BitRake, CyberBen, no, I did not miss something. INI files, themselves, are genarally inflexible. It might provide Compatibility to a very limited level, but I don't think it'll allow expansion very well... not without having strict rules to follow. Something if which, I think only a few poeple will support (I could be wrong) in the long run. Yes, you could say Name=main.asm Path=C:\masm32\my projects\test\ Build=.... .... Yes, it'll work, Windows has built-in functionality for working with it, but I don't see it as having any flexibility. Something everyone has to agree on, and my ideals of a particular might be different. Then I've broken compatibility or sacrificed my ideals for sake of compatibility or I define it twice, both way, to make everyone happy. I like fodders idea. I actually started using INI files for my project format, but as far as I've come along (not that anyone has seen :( ) I've encountered too many limitations and concerns that are causing me to rethink my project file format. If the spec was simple and clear enough, I might support it. But as it stands, everytime I use INI files, I encounter too many limits once I start expanding my scope and requiring more flexibility. _Shawn

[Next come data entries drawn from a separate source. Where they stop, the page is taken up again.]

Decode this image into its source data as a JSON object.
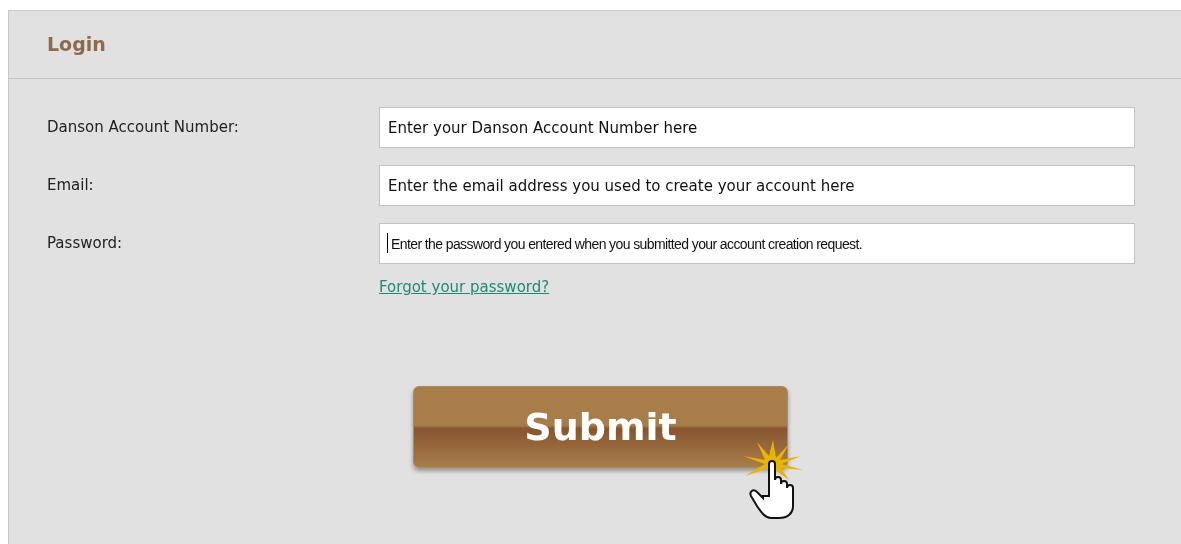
{
  "panel": {
    "title": "Login"
  },
  "fields": [
    {
      "label": "Danson Account Number:",
      "value": "Enter your Danson Account Number here",
      "kind": "text"
    },
    {
      "label": "Email:",
      "value": "Enter the email address you used to create your account here",
      "kind": "text"
    },
    {
      "label": "Password:",
      "value": "Enter the password you entered when you submitted your account creation request.",
      "kind": "focused"
    }
  ],
  "forgot_link": "Forgot your password?",
  "submit_button": "Submit"
}
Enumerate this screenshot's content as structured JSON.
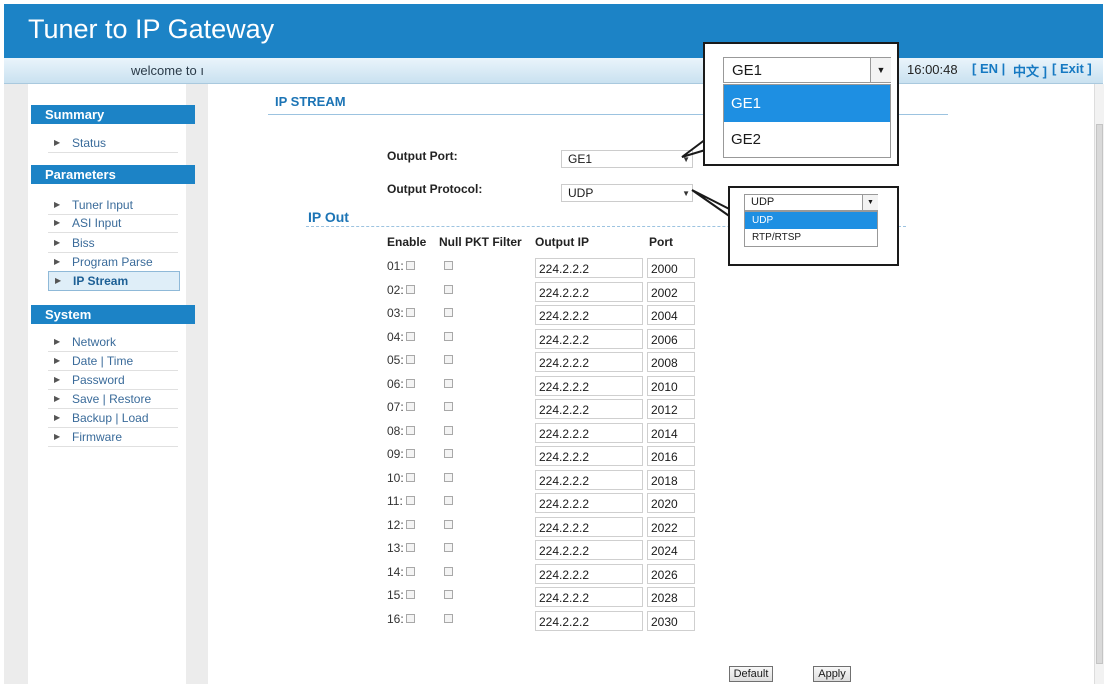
{
  "header": {
    "title": "Tuner to IP Gateway"
  },
  "topbar": {
    "welcome": "welcome to ı",
    "time": "16:00:48",
    "lang_en": "[ EN |",
    "lang_cn": "中文 ]",
    "exit": "[ Exit ]"
  },
  "sidebar": {
    "sections": [
      {
        "title": "Summary",
        "items": [
          "Status"
        ]
      },
      {
        "title": "Parameters",
        "items": [
          "Tuner Input",
          "ASI Input",
          "Biss",
          "Program Parse",
          "IP Stream"
        ]
      },
      {
        "title": "System",
        "items": [
          "Network",
          "Date | Time",
          "Password",
          "Save | Restore",
          "Backup | Load",
          "Firmware"
        ]
      }
    ],
    "active_item": "IP Stream"
  },
  "main": {
    "title": "IP STREAM",
    "output_port_label": "Output Port:",
    "output_port_value": "GE1",
    "output_protocol_label": "Output Protocol:",
    "output_protocol_value": "UDP",
    "ip_out_title": "IP Out",
    "columns": [
      "Enable",
      "Null PKT Filter",
      "Output IP",
      "Port"
    ],
    "rows": [
      {
        "no": "01:",
        "ip": "224.2.2.2",
        "port": "2000"
      },
      {
        "no": "02:",
        "ip": "224.2.2.2",
        "port": "2002"
      },
      {
        "no": "03:",
        "ip": "224.2.2.2",
        "port": "2004"
      },
      {
        "no": "04:",
        "ip": "224.2.2.2",
        "port": "2006"
      },
      {
        "no": "05:",
        "ip": "224.2.2.2",
        "port": "2008"
      },
      {
        "no": "06:",
        "ip": "224.2.2.2",
        "port": "2010"
      },
      {
        "no": "07:",
        "ip": "224.2.2.2",
        "port": "2012"
      },
      {
        "no": "08:",
        "ip": "224.2.2.2",
        "port": "2014"
      },
      {
        "no": "09:",
        "ip": "224.2.2.2",
        "port": "2016"
      },
      {
        "no": "10:",
        "ip": "224.2.2.2",
        "port": "2018"
      },
      {
        "no": "11:",
        "ip": "224.2.2.2",
        "port": "2020"
      },
      {
        "no": "12:",
        "ip": "224.2.2.2",
        "port": "2022"
      },
      {
        "no": "13:",
        "ip": "224.2.2.2",
        "port": "2024"
      },
      {
        "no": "14:",
        "ip": "224.2.2.2",
        "port": "2026"
      },
      {
        "no": "15:",
        "ip": "224.2.2.2",
        "port": "2028"
      },
      {
        "no": "16:",
        "ip": "224.2.2.2",
        "port": "2030"
      }
    ],
    "default_button": "Default",
    "apply_button": "Apply"
  },
  "port_callout": {
    "selected": "GE1",
    "options": [
      "GE1",
      "GE2"
    ],
    "highlighted": "GE1"
  },
  "protocol_callout": {
    "selected": "UDP",
    "options": [
      "UDP",
      "RTP/RTSP"
    ],
    "highlighted": "UDP"
  },
  "colors": {
    "brand_blue": "#1c83c6",
    "highlight_blue": "#1e8fe2",
    "link_blue": "#1679c2"
  }
}
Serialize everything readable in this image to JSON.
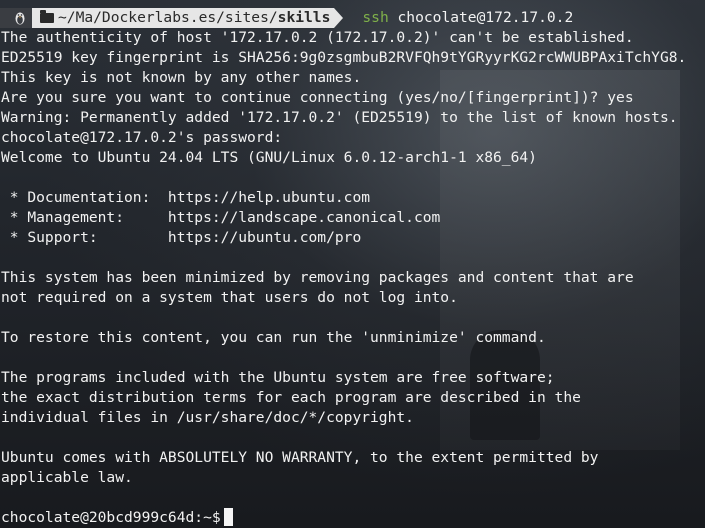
{
  "prompt": {
    "os_icon": "penguin-icon",
    "directory_prefix": "~/Ma/Dockerlabs.es/sites/",
    "directory_current": "skills",
    "command_word": "ssh",
    "command_args": " chocolate@172.17.0.2"
  },
  "output_lines": [
    "The authenticity of host '172.17.0.2 (172.17.0.2)' can't be established.",
    "ED25519 key fingerprint is SHA256:9g0zsgmbuB2RVFQh9tYGRyyrKG2rcWWUBPAxiTchYG8.",
    "This key is not known by any other names.",
    "Are you sure you want to continue connecting (yes/no/[fingerprint])? yes",
    "Warning: Permanently added '172.17.0.2' (ED25519) to the list of known hosts.",
    "chocolate@172.17.0.2's password:",
    "Welcome to Ubuntu 24.04 LTS (GNU/Linux 6.0.12-arch1-1 x86_64)",
    "",
    " * Documentation:  https://help.ubuntu.com",
    " * Management:     https://landscape.canonical.com",
    " * Support:        https://ubuntu.com/pro",
    "",
    "This system has been minimized by removing packages and content that are",
    "not required on a system that users do not log into.",
    "",
    "To restore this content, you can run the 'unminimize' command.",
    "",
    "The programs included with the Ubuntu system are free software;",
    "the exact distribution terms for each program are described in the",
    "individual files in /usr/share/doc/*/copyright.",
    "",
    "Ubuntu comes with ABSOLUTELY NO WARRANTY, to the extent permitted by",
    "applicable law.",
    ""
  ],
  "final_prompt": "chocolate@20bcd999c64d:~$"
}
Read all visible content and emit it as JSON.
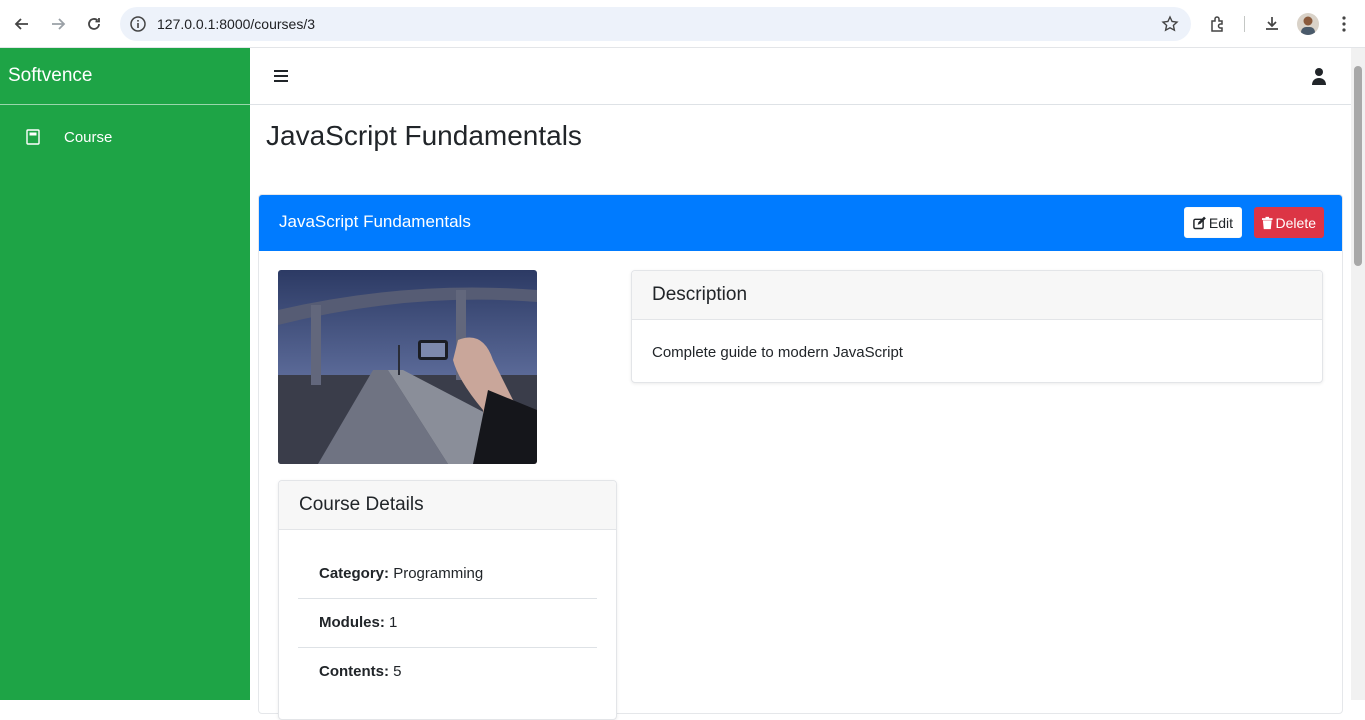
{
  "browser": {
    "url": "127.0.0.1:8000/courses/3"
  },
  "sidebar": {
    "brand": "Softvence",
    "items": [
      {
        "label": "Course",
        "icon": "book-icon"
      }
    ],
    "color": "#1ea446"
  },
  "page": {
    "title": "JavaScript Fundamentals"
  },
  "course_card": {
    "header_title": "JavaScript Fundamentals",
    "header_color": "#007bff",
    "edit_label": "Edit",
    "delete_label": "Delete",
    "delete_color": "#dc3545"
  },
  "description": {
    "heading": "Description",
    "text": "Complete guide to modern JavaScript"
  },
  "details": {
    "heading": "Course Details",
    "rows": [
      {
        "key": "Category:",
        "value": "Programming"
      },
      {
        "key": "Modules:",
        "value": "1"
      },
      {
        "key": "Contents:",
        "value": "5"
      }
    ]
  }
}
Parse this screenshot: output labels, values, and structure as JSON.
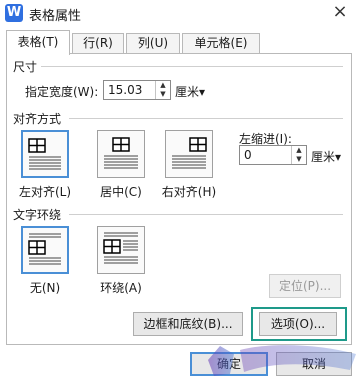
{
  "window": {
    "title": "表格属性",
    "app_icon": "W",
    "close": "×"
  },
  "tabs": [
    {
      "label": "表格(T)",
      "active": true
    },
    {
      "label": "行(R)",
      "active": false
    },
    {
      "label": "列(U)",
      "active": false
    },
    {
      "label": "单元格(E)",
      "active": false
    }
  ],
  "size": {
    "section_label": "尺寸",
    "width_label": "指定宽度(W):",
    "width_value": "15.03",
    "width_unit": "厘米▾"
  },
  "alignment": {
    "section_label": "对齐方式",
    "options": [
      {
        "label": "左对齐(L)",
        "selected": true
      },
      {
        "label": "居中(C)",
        "selected": false
      },
      {
        "label": "右对齐(H)",
        "selected": false
      }
    ],
    "indent_label": "左缩进(I):",
    "indent_value": "0",
    "indent_unit": "厘米▾"
  },
  "wrapping": {
    "section_label": "文字环绕",
    "options": [
      {
        "label": "无(N)",
        "selected": true
      },
      {
        "label": "环绕(A)",
        "selected": false
      }
    ],
    "position_button": "定位(P)..."
  },
  "buttons": {
    "borders": "边框和底纹(B)...",
    "options": "选项(O)...",
    "ok": "确定",
    "cancel": "取消"
  },
  "colors": {
    "accent": "#4a8fd6",
    "highlight": "#1e9a8a"
  }
}
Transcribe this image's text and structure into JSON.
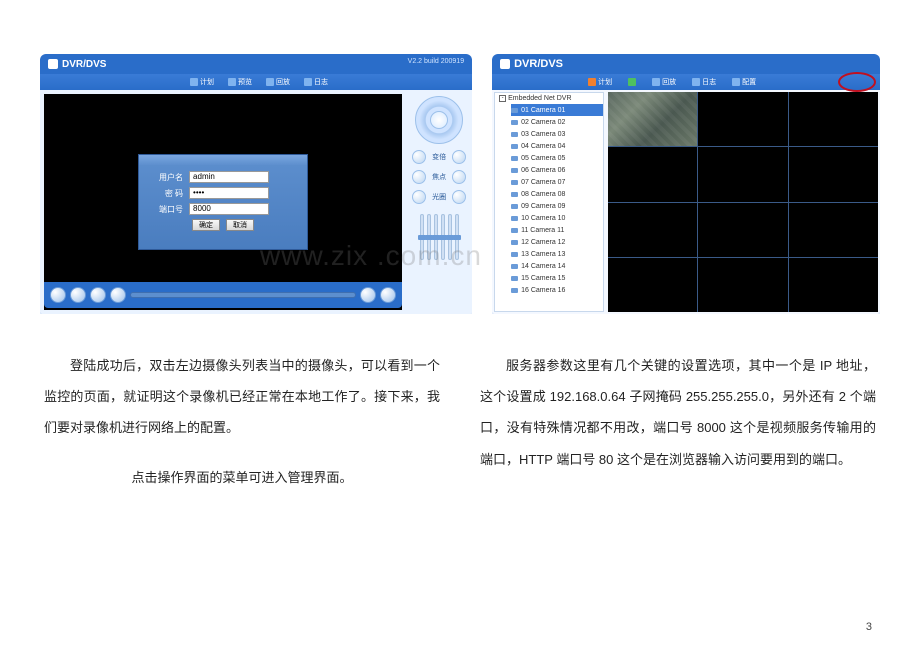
{
  "watermark": "www.zix    .com.cn",
  "page_number": "3",
  "left_app": {
    "title": "DVR/DVS",
    "version": "V2.2  build 200919",
    "toolbar": {
      "i1": "计划",
      "i2": "预览",
      "i3": "回放",
      "i4": "日志"
    },
    "login": {
      "user_label": "用户名",
      "user_value": "admin",
      "pass_label": "密  码",
      "pass_value": "••••",
      "port_label": "端口号",
      "port_value": "8000",
      "ok": "确定",
      "cancel": "取消"
    },
    "side_labels": {
      "zoom": "变倍",
      "focus": "焦点",
      "iris": "光圈"
    }
  },
  "right_app": {
    "title": "DVR/DVS",
    "toolbar": {
      "i1": "计划",
      "i2": "回放",
      "i3": "日志",
      "i4": "配置"
    },
    "tree_root": "Embedded Net DVR",
    "cams": [
      "01 Camera 01",
      "02 Camera 02",
      "03 Camera 03",
      "04 Camera 04",
      "05 Camera 05",
      "06 Camera 06",
      "07 Camera 07",
      "08 Camera 08",
      "09 Camera 09",
      "10 Camera 10",
      "11 Camera 11",
      "12 Camera 12",
      "13 Camera 13",
      "14 Camera 14",
      "15 Camera 15",
      "16 Camera 16"
    ]
  },
  "text": {
    "left_p1": "登陆成功后，双击左边摄像头列表当中的摄像头，可以看到一个监控的页面，就证明这个录像机已经正常在本地工作了。接下来，我们要对录像机进行网络上的配置。",
    "left_p2": "点击操作界面的菜单可进入管理界面。",
    "right_p1": "服务器参数这里有几个关键的设置选项，其中一个是 IP 地址，这个设置成 192.168.0.64 子网掩码 255.255.255.0，另外还有 2 个端口，没有特殊情况都不用改，端口号 8000 这个是视频服务传输用的端口，HTTP 端口号 80 这个是在浏览器输入访问要用到的端口。"
  }
}
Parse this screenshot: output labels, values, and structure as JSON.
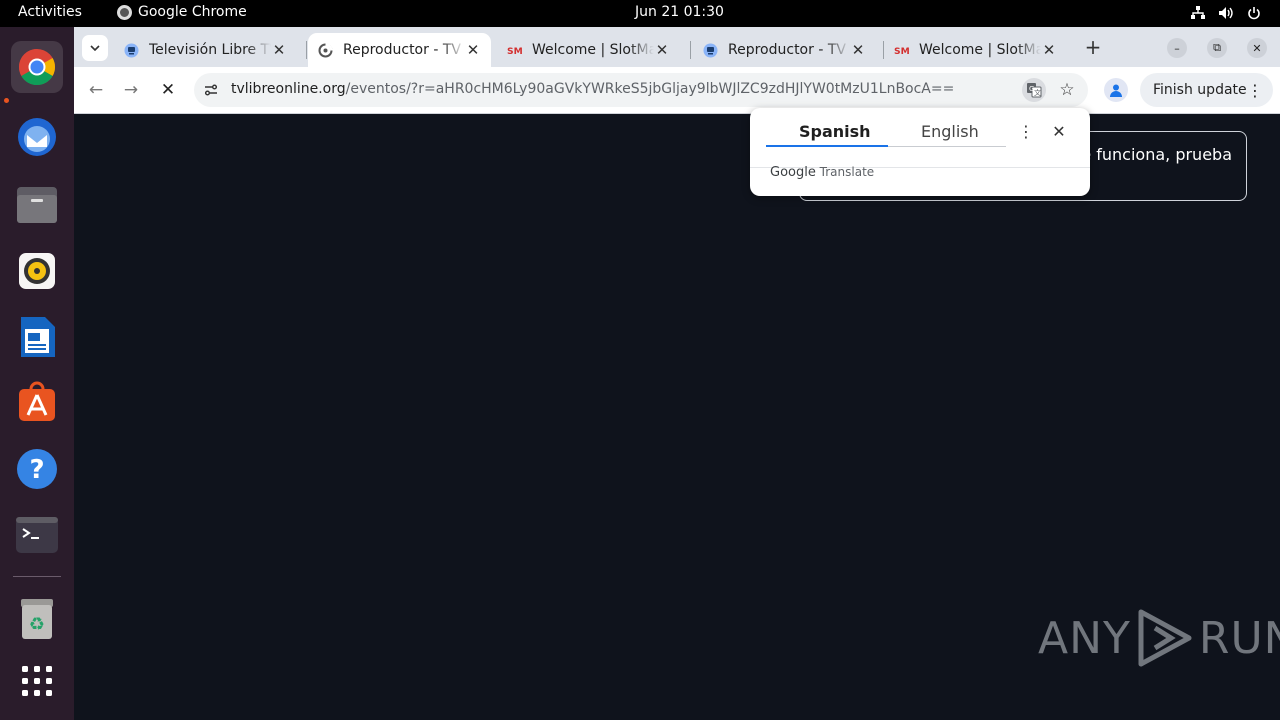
{
  "topbar": {
    "activities": "Activities",
    "app_name": "Google Chrome",
    "clock": "Jun 21  01:30"
  },
  "dock": {
    "items": [
      "chrome-icon",
      "thunderbird-icon",
      "files-icon",
      "rhythmbox-icon",
      "writer-icon",
      "app-center-icon",
      "help-icon",
      "terminal-icon",
      "trash-icon",
      "app-grid-icon"
    ]
  },
  "tabs": [
    {
      "title": "Televisión Libre TV",
      "favicon": "tv-favicon",
      "active": false
    },
    {
      "title": "Reproductor - TV Libre",
      "favicon": "loading-favicon",
      "active": true
    },
    {
      "title": "Welcome | SlotMania",
      "favicon": "sm-favicon",
      "active": false
    },
    {
      "title": "Reproductor - TV Libre",
      "favicon": "tv-favicon",
      "active": false
    },
    {
      "title": "Welcome | SlotMania",
      "favicon": "sm-favicon",
      "active": false
    }
  ],
  "toolbar": {
    "url_host": "tvlibreonline.org",
    "url_path": "/eventos/?r=aHR0cHM6Ly90aGVkYWRkeS5jbGljay9lbWJlZC9zdHJlYW0tMzU1LnBocA==",
    "finish_update": "Finish update"
  },
  "page": {
    "notice_text": "te funciona, prueba"
  },
  "translate": {
    "source_lang": "Spanish",
    "target_lang": "English",
    "brand_google": "Google",
    "brand_translate": "Translate"
  },
  "watermark": {
    "left": "ANY",
    "right": "RUN"
  },
  "colors": {
    "page_bg": "#0f131c",
    "accent": "#1a73e8",
    "dock_bg": "#2a1c2b",
    "ubuntu_orange": "#e95420"
  }
}
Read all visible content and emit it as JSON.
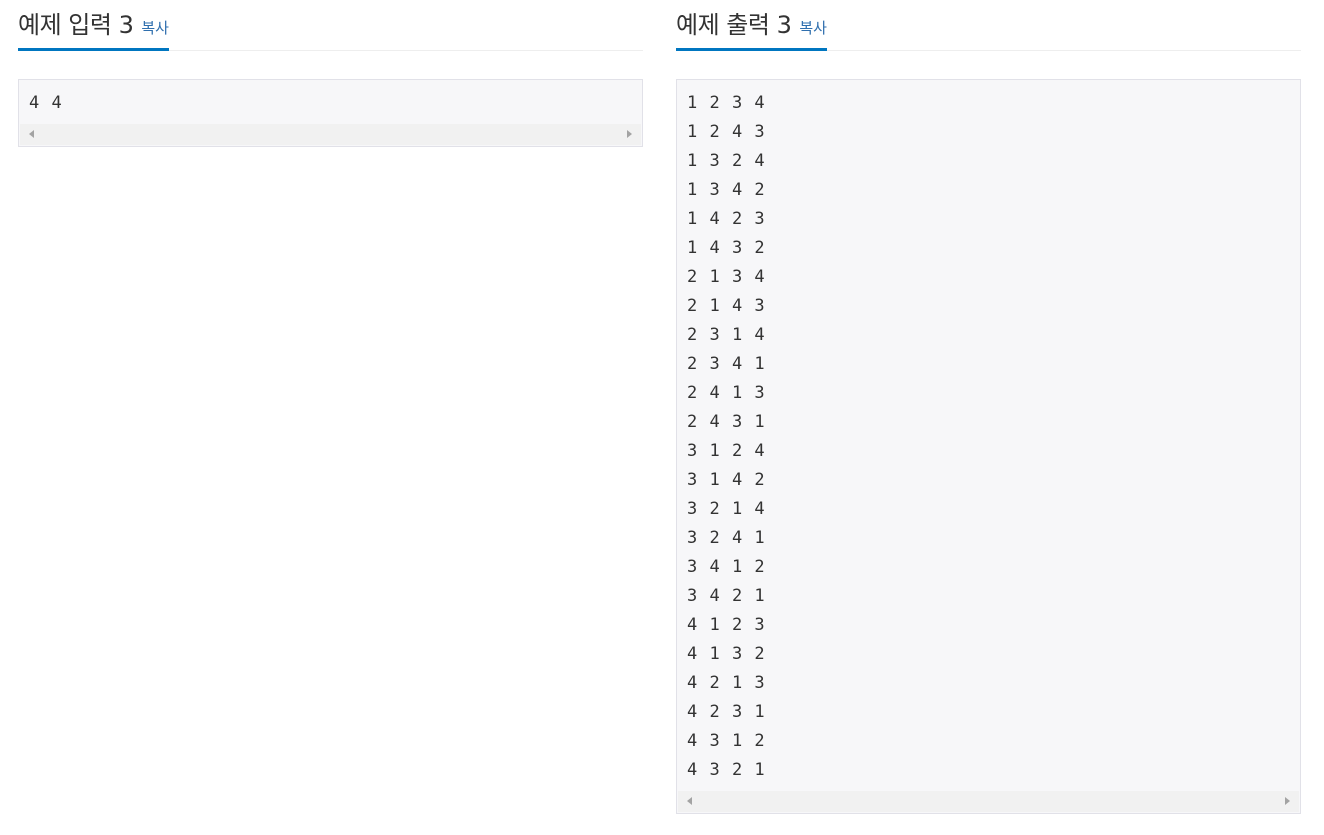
{
  "input_section": {
    "title": "예제 입력 3",
    "copy_label": "복사",
    "content": "4 4"
  },
  "output_section": {
    "title": "예제 출력 3",
    "copy_label": "복사",
    "content": "1 2 3 4\n1 2 4 3\n1 3 2 4\n1 3 4 2\n1 4 2 3\n1 4 3 2\n2 1 3 4\n2 1 4 3\n2 3 1 4\n2 3 4 1\n2 4 1 3\n2 4 3 1\n3 1 2 4\n3 1 4 2\n3 2 1 4\n3 2 4 1\n3 4 1 2\n3 4 2 1\n4 1 2 3\n4 1 3 2\n4 2 1 3\n4 2 3 1\n4 3 1 2\n4 3 2 1"
  },
  "colors": {
    "accent": "#0076c0",
    "link": "#2f6fae",
    "pre_background": "#f7f7f9",
    "pre_border": "#e1e1e8"
  }
}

Posted on 2001-02-27 10:52:00 by _Shawn
well that's where XML is supposed to take over. You don't have to write a parser for it, they already exist and it's extendable while still able to enforce a certain data-format I'm nagging about this, but this situation is exactly what XML is for.
Posted on 2001-02-27 12:15:00 by Hiroshimator